(Excerpts from an interface dataset)
====================

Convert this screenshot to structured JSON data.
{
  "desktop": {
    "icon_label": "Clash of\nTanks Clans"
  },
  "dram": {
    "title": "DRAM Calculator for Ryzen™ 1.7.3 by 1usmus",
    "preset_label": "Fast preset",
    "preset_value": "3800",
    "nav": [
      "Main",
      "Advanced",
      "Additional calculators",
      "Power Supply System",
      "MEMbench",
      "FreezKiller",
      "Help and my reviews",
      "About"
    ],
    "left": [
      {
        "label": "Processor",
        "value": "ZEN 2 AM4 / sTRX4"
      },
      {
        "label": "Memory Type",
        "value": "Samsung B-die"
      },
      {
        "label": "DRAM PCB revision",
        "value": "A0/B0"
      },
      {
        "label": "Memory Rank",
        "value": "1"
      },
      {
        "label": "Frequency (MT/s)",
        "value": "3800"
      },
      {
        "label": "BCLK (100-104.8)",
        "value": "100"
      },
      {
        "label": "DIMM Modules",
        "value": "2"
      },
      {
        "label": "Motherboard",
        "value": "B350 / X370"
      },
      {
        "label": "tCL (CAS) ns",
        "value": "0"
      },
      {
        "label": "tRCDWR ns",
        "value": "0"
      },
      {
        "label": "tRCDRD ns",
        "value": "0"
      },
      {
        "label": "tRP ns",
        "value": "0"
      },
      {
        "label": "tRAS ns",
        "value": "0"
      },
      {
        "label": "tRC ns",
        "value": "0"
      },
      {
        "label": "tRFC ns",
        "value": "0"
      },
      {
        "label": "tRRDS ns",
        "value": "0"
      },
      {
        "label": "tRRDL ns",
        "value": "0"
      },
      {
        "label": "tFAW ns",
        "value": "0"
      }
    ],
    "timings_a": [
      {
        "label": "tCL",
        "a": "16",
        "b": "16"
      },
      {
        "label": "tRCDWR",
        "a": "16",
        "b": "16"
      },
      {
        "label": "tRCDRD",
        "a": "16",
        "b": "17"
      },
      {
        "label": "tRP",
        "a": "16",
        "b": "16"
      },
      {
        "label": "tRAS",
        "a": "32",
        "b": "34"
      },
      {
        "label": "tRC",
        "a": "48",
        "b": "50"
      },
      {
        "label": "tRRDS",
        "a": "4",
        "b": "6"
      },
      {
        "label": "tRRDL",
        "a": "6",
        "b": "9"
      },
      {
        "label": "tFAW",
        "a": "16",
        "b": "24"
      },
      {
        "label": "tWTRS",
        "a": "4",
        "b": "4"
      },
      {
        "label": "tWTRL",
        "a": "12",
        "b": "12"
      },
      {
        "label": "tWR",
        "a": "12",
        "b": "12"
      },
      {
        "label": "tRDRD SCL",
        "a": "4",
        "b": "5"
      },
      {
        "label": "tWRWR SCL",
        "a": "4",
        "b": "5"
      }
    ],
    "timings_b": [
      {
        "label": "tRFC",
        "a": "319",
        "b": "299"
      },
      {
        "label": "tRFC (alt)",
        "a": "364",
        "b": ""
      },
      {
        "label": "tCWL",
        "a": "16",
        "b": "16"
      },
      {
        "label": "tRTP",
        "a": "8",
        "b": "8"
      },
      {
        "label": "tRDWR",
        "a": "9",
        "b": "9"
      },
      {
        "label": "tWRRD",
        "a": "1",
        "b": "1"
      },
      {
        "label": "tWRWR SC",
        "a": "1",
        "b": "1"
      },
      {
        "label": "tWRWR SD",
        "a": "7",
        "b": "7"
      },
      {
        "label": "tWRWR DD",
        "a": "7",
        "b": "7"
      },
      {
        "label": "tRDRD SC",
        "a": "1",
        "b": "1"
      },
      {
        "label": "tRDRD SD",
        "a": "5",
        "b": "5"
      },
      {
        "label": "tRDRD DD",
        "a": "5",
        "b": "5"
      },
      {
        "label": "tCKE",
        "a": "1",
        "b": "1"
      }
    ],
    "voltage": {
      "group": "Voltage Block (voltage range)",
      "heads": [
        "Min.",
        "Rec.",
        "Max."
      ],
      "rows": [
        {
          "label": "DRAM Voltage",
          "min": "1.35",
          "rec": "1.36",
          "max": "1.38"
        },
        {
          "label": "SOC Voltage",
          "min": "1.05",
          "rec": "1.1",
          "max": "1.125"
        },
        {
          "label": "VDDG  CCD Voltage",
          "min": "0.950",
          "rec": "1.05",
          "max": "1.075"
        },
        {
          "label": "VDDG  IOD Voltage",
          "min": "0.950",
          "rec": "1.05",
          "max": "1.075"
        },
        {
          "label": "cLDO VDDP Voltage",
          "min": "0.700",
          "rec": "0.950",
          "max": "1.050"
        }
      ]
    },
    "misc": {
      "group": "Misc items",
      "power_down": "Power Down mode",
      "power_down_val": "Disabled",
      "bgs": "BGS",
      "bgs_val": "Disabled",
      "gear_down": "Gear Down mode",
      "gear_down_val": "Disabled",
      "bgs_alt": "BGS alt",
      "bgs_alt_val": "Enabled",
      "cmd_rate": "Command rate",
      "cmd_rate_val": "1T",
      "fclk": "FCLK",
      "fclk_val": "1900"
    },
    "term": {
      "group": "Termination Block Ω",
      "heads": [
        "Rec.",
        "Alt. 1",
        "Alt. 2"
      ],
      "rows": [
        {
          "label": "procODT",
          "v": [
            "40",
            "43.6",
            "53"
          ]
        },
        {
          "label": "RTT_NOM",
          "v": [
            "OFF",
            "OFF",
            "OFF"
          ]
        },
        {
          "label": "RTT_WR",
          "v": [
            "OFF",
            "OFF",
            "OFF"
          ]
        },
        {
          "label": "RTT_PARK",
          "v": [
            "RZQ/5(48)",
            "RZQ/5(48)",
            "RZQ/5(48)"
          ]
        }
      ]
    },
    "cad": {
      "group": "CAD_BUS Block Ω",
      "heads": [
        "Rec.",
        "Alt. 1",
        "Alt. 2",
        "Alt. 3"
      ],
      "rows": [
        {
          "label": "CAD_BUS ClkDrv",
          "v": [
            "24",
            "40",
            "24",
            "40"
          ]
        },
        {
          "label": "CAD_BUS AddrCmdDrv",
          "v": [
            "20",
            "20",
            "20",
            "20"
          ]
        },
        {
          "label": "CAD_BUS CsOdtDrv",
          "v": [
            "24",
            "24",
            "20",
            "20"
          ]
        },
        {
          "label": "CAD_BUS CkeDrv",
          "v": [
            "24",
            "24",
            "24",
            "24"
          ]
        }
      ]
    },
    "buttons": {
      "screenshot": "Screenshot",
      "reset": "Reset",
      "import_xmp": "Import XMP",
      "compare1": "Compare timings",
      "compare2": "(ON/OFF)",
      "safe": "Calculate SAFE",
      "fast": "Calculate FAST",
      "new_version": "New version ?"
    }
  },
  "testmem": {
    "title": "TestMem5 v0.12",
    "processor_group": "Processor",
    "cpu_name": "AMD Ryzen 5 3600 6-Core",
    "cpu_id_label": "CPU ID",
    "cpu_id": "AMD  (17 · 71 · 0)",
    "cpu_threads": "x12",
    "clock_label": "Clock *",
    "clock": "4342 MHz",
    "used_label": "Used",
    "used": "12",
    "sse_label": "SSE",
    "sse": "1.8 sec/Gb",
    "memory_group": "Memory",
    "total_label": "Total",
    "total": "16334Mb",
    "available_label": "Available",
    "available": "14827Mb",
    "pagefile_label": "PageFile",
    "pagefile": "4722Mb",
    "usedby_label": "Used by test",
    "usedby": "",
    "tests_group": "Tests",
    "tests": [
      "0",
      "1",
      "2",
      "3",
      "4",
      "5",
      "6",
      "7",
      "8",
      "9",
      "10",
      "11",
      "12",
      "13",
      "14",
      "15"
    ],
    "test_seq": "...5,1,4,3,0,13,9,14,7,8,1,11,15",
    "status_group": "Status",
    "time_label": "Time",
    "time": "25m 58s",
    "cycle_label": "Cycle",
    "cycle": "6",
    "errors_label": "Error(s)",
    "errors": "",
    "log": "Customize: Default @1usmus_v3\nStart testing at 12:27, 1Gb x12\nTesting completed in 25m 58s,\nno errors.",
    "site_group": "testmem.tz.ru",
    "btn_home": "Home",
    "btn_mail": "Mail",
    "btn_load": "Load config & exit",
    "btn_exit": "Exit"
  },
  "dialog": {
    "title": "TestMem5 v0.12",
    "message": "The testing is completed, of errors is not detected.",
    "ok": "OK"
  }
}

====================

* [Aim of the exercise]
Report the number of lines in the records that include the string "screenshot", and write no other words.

* [Task result]
2